Copy each line below that has "admin".

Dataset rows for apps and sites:
......

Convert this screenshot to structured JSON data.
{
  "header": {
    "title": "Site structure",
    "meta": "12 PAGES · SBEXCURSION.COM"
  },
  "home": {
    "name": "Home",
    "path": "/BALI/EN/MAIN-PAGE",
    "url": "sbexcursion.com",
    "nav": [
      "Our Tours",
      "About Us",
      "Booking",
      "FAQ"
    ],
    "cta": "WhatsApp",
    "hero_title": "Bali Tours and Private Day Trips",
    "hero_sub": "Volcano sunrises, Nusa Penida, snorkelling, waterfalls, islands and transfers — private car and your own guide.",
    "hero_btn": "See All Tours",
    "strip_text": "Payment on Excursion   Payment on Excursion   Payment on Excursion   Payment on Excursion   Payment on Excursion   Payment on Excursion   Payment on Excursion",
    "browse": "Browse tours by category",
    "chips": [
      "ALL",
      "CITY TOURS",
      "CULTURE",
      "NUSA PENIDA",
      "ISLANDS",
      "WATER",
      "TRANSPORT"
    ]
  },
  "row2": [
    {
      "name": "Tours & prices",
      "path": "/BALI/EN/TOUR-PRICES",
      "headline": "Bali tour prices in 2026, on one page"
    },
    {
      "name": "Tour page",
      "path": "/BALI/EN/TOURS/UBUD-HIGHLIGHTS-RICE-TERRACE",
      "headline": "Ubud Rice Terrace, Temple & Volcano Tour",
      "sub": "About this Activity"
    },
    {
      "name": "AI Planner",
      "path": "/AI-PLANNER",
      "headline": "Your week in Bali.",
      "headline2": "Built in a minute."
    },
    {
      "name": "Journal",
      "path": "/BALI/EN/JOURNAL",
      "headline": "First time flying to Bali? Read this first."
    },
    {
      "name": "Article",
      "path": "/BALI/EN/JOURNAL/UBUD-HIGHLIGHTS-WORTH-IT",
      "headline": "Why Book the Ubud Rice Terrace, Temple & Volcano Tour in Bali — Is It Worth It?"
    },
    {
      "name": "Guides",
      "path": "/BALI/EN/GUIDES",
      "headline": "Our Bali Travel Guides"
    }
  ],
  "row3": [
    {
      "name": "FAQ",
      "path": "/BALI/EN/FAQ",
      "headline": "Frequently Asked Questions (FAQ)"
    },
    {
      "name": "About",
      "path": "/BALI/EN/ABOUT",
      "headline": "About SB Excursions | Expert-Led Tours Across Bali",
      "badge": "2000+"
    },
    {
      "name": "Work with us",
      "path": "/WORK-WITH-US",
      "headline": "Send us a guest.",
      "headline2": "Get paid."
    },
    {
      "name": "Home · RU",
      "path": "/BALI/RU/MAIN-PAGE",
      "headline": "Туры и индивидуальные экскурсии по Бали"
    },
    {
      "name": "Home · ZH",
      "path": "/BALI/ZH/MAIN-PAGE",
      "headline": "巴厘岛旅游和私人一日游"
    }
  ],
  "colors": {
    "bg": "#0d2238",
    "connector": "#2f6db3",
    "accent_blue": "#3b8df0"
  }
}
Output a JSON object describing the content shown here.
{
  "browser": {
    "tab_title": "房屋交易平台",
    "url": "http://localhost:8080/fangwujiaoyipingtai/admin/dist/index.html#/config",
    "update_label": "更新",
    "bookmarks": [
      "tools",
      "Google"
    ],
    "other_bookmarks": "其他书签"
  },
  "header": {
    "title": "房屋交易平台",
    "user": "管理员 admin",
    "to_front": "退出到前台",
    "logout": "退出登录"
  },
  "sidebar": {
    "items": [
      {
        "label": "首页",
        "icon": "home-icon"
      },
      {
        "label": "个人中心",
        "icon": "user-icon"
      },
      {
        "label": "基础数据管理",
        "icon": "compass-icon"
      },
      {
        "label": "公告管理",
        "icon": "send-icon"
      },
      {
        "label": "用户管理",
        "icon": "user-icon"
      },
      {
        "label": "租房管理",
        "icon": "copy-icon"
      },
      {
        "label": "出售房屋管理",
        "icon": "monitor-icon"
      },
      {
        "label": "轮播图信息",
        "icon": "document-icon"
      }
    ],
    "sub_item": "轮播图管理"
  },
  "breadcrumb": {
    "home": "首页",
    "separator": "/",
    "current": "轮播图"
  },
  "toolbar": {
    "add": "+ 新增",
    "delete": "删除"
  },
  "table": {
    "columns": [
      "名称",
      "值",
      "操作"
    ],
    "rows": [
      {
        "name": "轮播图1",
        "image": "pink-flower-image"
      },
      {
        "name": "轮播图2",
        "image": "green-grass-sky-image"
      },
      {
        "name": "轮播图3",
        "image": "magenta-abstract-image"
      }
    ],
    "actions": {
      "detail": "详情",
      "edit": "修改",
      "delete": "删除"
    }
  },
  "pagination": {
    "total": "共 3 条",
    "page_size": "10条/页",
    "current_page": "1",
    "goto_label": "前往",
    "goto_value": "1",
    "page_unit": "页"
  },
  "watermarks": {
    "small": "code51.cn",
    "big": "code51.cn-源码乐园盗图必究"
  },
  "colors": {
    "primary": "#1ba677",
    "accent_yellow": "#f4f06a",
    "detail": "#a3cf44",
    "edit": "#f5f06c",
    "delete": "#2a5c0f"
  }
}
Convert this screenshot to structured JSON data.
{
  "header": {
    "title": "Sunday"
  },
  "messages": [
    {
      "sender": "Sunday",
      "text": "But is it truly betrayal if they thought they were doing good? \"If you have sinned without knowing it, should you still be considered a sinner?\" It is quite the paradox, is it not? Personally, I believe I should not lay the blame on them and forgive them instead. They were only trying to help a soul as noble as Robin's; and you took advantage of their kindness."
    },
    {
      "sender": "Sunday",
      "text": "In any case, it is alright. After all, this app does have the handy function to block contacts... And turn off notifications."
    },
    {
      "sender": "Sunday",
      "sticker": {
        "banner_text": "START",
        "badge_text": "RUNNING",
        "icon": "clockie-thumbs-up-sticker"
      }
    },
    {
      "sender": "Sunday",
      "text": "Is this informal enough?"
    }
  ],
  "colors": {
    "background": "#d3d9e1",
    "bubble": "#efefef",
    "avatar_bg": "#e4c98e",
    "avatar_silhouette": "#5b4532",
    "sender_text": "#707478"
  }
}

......

**Finished exercise**.
    "url": "http://localhost:8080/fangwujiaoyipingtai/admin/dist/index.html#/config",
    "user": "管理员 admin",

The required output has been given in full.